  • The Law of Love Article by Tom Ascol

    FROM TABLETALK | September 2008 | Matthew 22

    Life is all about relationships. A significant part of what it means for us to be created in the image of God is to be relational. God Himself is a relational being. Not only does He relate personally to us as His image-bearers, He also has enjoyed perfect relational harmony as Father, Son, and Spirit from all eternity.  Our greatest joys and sorrows come because of relationships. In order for us to live as we ought, we must have our relationships properly ordered. This means that we must relate to the right things in the right way. God has not … View Resource

  • Envy & Kindness Article by Carol Ruvolo

    FROM TABLETALK | May 2008

    Take out a sheet of paper and number from one to seven. Now list the seven deadly sins in what you would say is their order of badness. Did you put envy last? Does it seem “less bad” to you than lust, gluttony, greed, sloth, wrath, and pride? If so, elevate it immediately to Deadly Sin number one. It has you fooled, which makes it the deadliest sin in the bunch. It probably marketed itself to you as something good (a form of admiration), or something partially good (a synonym for jealousy), instead of something thoroughly bad (frustrated self-exaltation fueled … View Resource

  • God Is Love Article by Susan Hunt

    FROM TABLETALK | July 2008

    A friend gave me a plaque that proclaims: “Grandmothers are antique little girls.” I don’t know what the originator had in mind, but my spin is that the longer we live, the more we return to the simplicity of girlhood. I am convinced that things are not as complicated as I made them when I was a young woman. I am in my sixties, so I tried out my life-gets-simpler theory on one of my spiritual mothers who is in her nineties. Her response was, “When I was a little girl I learned that God is love.” I waited for … View Resource

  • Be Ye Perfect Article by Joel Beeke

    FROM TABLETALK | March 2008 | Matthew 5

    In Matthew 5:33–48, Jesus tells us how we are to fulfill the law — not legalistically, but in a spirit of Christ-like love. The goal is that we might strive to obey His final admonition in verse 48: “Be ye therefore perfect, even as your Father which is in heaven is perfect” (kjv). This Christ-like perfection is nothing less than God’s purpose for us, that we “be conformed to the image of his Son” (Rom. 8:29). When have you last heard someone casually say, “I swear,” or “I promise with all my heart”? Such words are illustrations of what Christ is … View Resource

  • The Witness of Love and Forgiveness Article by Geoff Stevens

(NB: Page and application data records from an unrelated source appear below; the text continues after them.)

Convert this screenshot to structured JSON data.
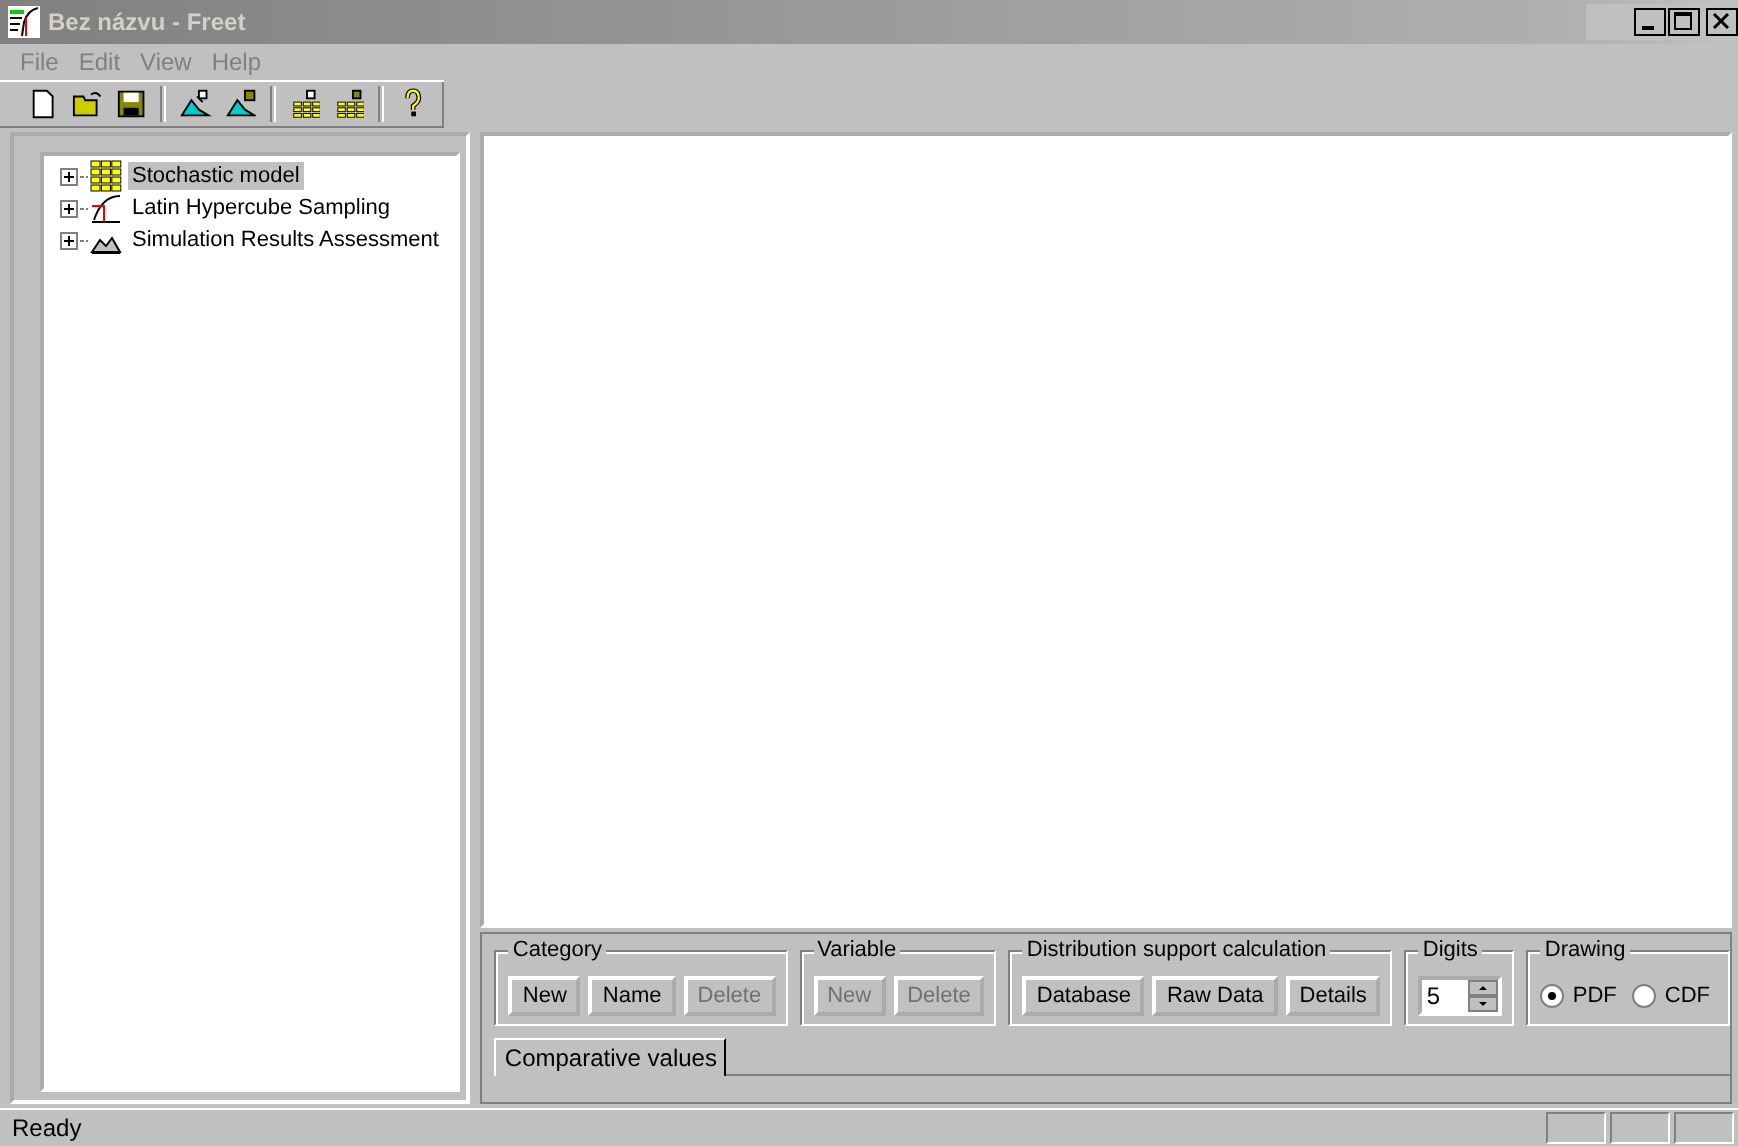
{
  "window": {
    "title": "Bez názvu - Freet"
  },
  "menu": [
    "File",
    "Edit",
    "View",
    "Help"
  ],
  "tree": [
    {
      "label": "Stochastic model",
      "kind": "model",
      "selected": true,
      "expanded": false
    },
    {
      "label": "Latin Hypercube Sampling",
      "kind": "sampling",
      "selected": false,
      "expanded": false
    },
    {
      "label": "Simulation Results Assessment",
      "kind": "assessment",
      "selected": false,
      "expanded": false
    }
  ],
  "groups": [
    {
      "kind": "buttons",
      "title": "Category",
      "buttons": [
        {
          "label": "New",
          "disabled": false
        },
        {
          "label": "Name",
          "disabled": false
        },
        {
          "label": "Delete",
          "disabled": true
        }
      ]
    },
    {
      "kind": "buttons",
      "title": "Variable",
      "buttons": [
        {
          "label": "New",
          "disabled": true
        },
        {
          "label": "Delete",
          "disabled": true
        }
      ]
    },
    {
      "kind": "buttons",
      "title": "Distribution support calculation",
      "buttons": [
        {
          "label": "Database",
          "disabled": false
        },
        {
          "label": "Raw Data",
          "disabled": false
        },
        {
          "label": "Details",
          "disabled": false
        }
      ]
    },
    {
      "kind": "spinner",
      "title": "Digits",
      "value": "5"
    },
    {
      "kind": "radio",
      "title": "Drawing",
      "options": [
        {
          "label": "PDF",
          "selected": true
        },
        {
          "label": "CDF",
          "selected": false
        }
      ]
    }
  ],
  "tabs": [
    {
      "label": "Comparative values",
      "selected": true
    }
  ],
  "status_bar": {
    "text": "Ready"
  }
}
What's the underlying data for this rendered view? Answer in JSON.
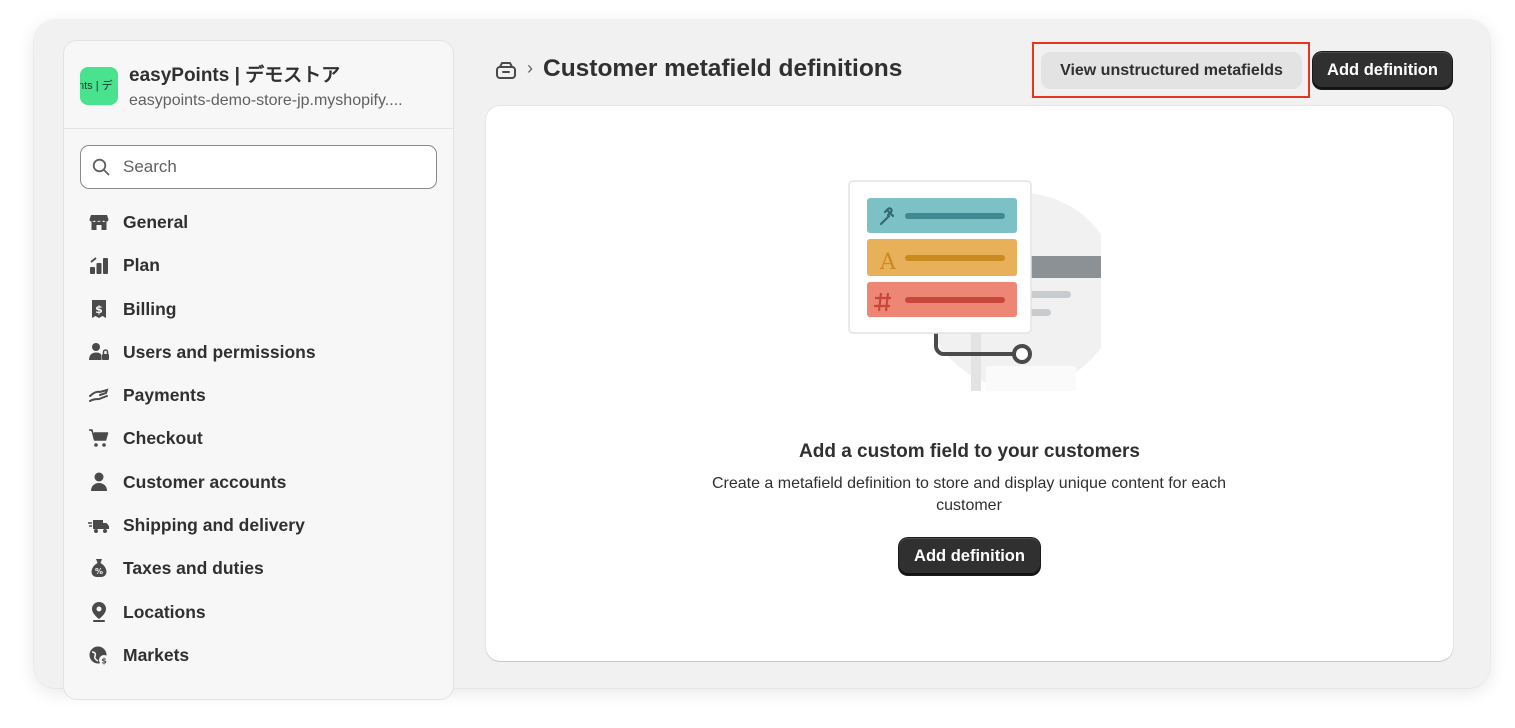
{
  "store": {
    "logo_text": "nts | デ",
    "name": "easyPoints | デモストア",
    "domain": "easypoints-demo-store-jp.myshopify...."
  },
  "search": {
    "placeholder": "Search"
  },
  "sidebar": {
    "items": [
      {
        "label": "General",
        "icon": "store-icon"
      },
      {
        "label": "Plan",
        "icon": "plan-icon"
      },
      {
        "label": "Billing",
        "icon": "billing-icon"
      },
      {
        "label": "Users and permissions",
        "icon": "users-icon"
      },
      {
        "label": "Payments",
        "icon": "payments-icon"
      },
      {
        "label": "Checkout",
        "icon": "cart-icon"
      },
      {
        "label": "Customer accounts",
        "icon": "person-icon"
      },
      {
        "label": "Shipping and delivery",
        "icon": "truck-icon"
      },
      {
        "label": "Taxes and duties",
        "icon": "tax-icon"
      },
      {
        "label": "Locations",
        "icon": "location-icon"
      },
      {
        "label": "Markets",
        "icon": "markets-icon"
      }
    ]
  },
  "header": {
    "breadcrumb_icon": "metafields-icon",
    "separator": "›",
    "title": "Customer metafield definitions",
    "secondary_button": "View unstructured metafields",
    "primary_button": "Add definition"
  },
  "empty_state": {
    "title": "Add a custom field to your customers",
    "description": "Create a metafield definition to store and display unique content for each customer",
    "button": "Add definition"
  },
  "colors": {
    "highlight": "#e8361e",
    "primary_button": "#303030",
    "teal": "#7cc1c6",
    "amber": "#e8b059",
    "coral": "#ee8676"
  }
}
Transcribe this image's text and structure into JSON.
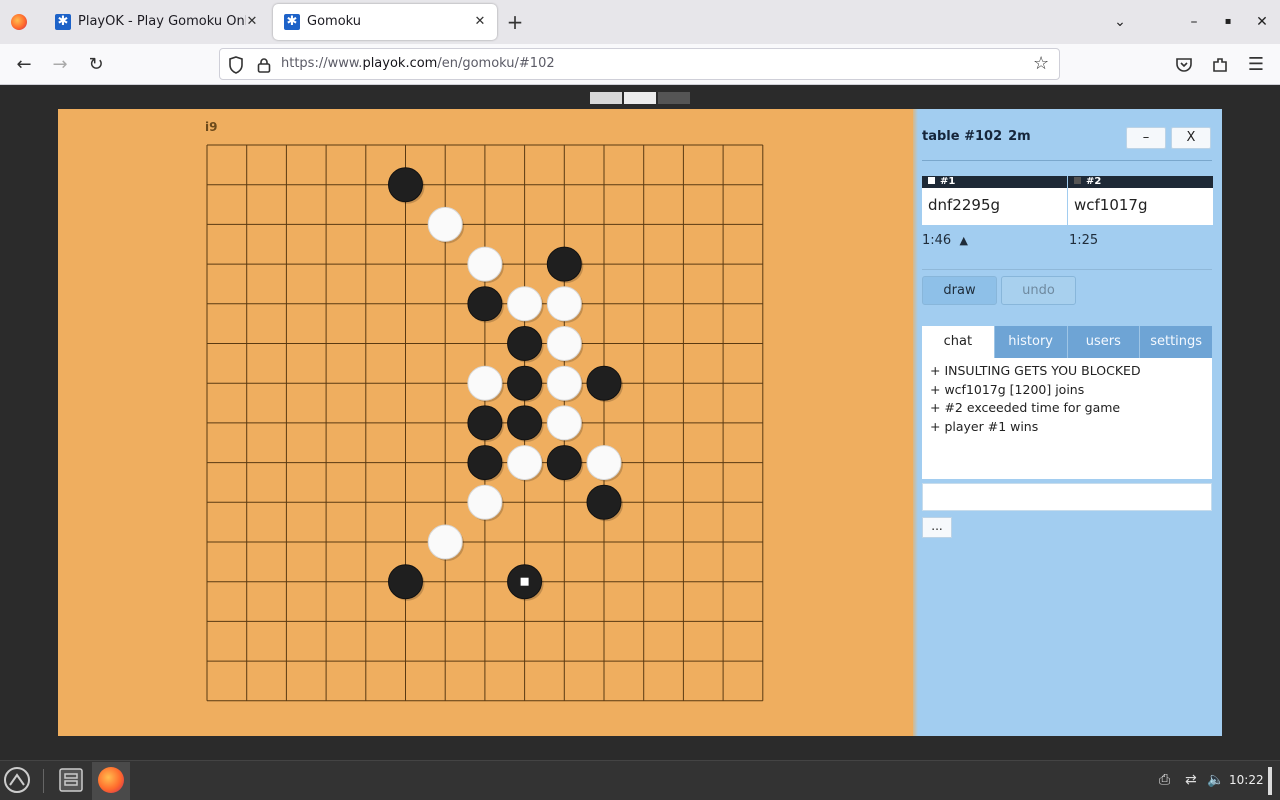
{
  "browser": {
    "tabs": [
      {
        "label": "PlayOK - Play Gomoku Online",
        "active": false
      },
      {
        "label": "Gomoku",
        "active": true
      }
    ],
    "close_glyph": "✕",
    "new_tab_glyph": "+",
    "window_controls": {
      "collapse": "⌄",
      "minimize": "–",
      "maximize": "▪",
      "close": "✕"
    },
    "url": {
      "prefix": "https://www.",
      "domain": "playok.com",
      "path": "/en/gomoku/#102"
    }
  },
  "game": {
    "coordinate_label": "i9",
    "board_size": 15,
    "stones": [
      {
        "col": 5,
        "row": 1,
        "color": "black"
      },
      {
        "col": 6,
        "row": 2,
        "color": "white"
      },
      {
        "col": 7,
        "row": 3,
        "color": "white"
      },
      {
        "col": 9,
        "row": 3,
        "color": "black"
      },
      {
        "col": 7,
        "row": 4,
        "color": "black"
      },
      {
        "col": 8,
        "row": 4,
        "color": "white"
      },
      {
        "col": 9,
        "row": 4,
        "color": "white"
      },
      {
        "col": 8,
        "row": 5,
        "color": "black"
      },
      {
        "col": 9,
        "row": 5,
        "color": "white"
      },
      {
        "col": 7,
        "row": 6,
        "color": "white"
      },
      {
        "col": 8,
        "row": 6,
        "color": "black"
      },
      {
        "col": 9,
        "row": 6,
        "color": "white"
      },
      {
        "col": 10,
        "row": 6,
        "color": "black"
      },
      {
        "col": 7,
        "row": 7,
        "color": "black"
      },
      {
        "col": 8,
        "row": 7,
        "color": "black"
      },
      {
        "col": 9,
        "row": 7,
        "color": "white"
      },
      {
        "col": 7,
        "row": 8,
        "color": "black"
      },
      {
        "col": 8,
        "row": 8,
        "color": "white"
      },
      {
        "col": 9,
        "row": 8,
        "color": "black"
      },
      {
        "col": 10,
        "row": 8,
        "color": "white"
      },
      {
        "col": 7,
        "row": 9,
        "color": "white"
      },
      {
        "col": 10,
        "row": 9,
        "color": "black"
      },
      {
        "col": 6,
        "row": 10,
        "color": "white"
      },
      {
        "col": 5,
        "row": 11,
        "color": "black"
      },
      {
        "col": 8,
        "row": 11,
        "color": "black",
        "last_move": true
      }
    ]
  },
  "panel": {
    "table_title": "table #102",
    "table_time": "2m",
    "minimize_label": "–",
    "close_label": "X",
    "players": [
      {
        "seat": "#1",
        "name": "dnf2295g",
        "time": "1:46",
        "turn_marker": "▲",
        "seat_color": "#ffffff"
      },
      {
        "seat": "#2",
        "name": "wcf1017g",
        "time": "1:25",
        "turn_marker": "",
        "seat_color": "#555555"
      }
    ],
    "buttons": {
      "draw": "draw",
      "undo": "undo"
    },
    "tabs": [
      "chat",
      "history",
      "users",
      "settings"
    ],
    "chat_lines": [
      "+ INSULTING GETS YOU BLOCKED",
      "+ wcf1017g [1200] joins",
      "+ #2 exceeded time for game",
      "+ player #1 wins"
    ],
    "more_label": "..."
  },
  "taskbar": {
    "clock": "10:22"
  },
  "colors": {
    "board": "#efae5f",
    "panel": "#a2cdf0",
    "grid": "#5a3a12"
  }
}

    FROM TABLETALK | October 2007

    As Christians, how we treat other people speaks louder to the world regarding the authenticity and validity of our beliefs than the doctrines we teach, the creeds we confess, or even the moral and good lives we try to live. If we are self-serving, self-promoting, unforgiving, and arrogant in our relationships, that will drown out what we have to say. When we hold grudges against fellow Christians, cling to pride, and refuse to forgive each other, we may affirm the skeptic’s suspicion that Christianity is a facade of moralism with no real supernatural power to change people’s hearts.  On the … View Resource

  • What Love Is This? Article by R.C. Sproul

    FROM TABLETALK | September 2007

    Love is something often talked about in today’s culture. There are countless love songs played on the radio each day. Many magazines claim on their covers to contain the magic formula for lasting love. The daily news often contains stories of the latest love interests of the rich and famous.  Most of this is meaningless when we compare these definitions of love to those of Scripture. While references to love constantly surround us, more often than not, it is not the type of love Jesus shows us and requires of us each day. In John 13:34, shortly before His … View Resource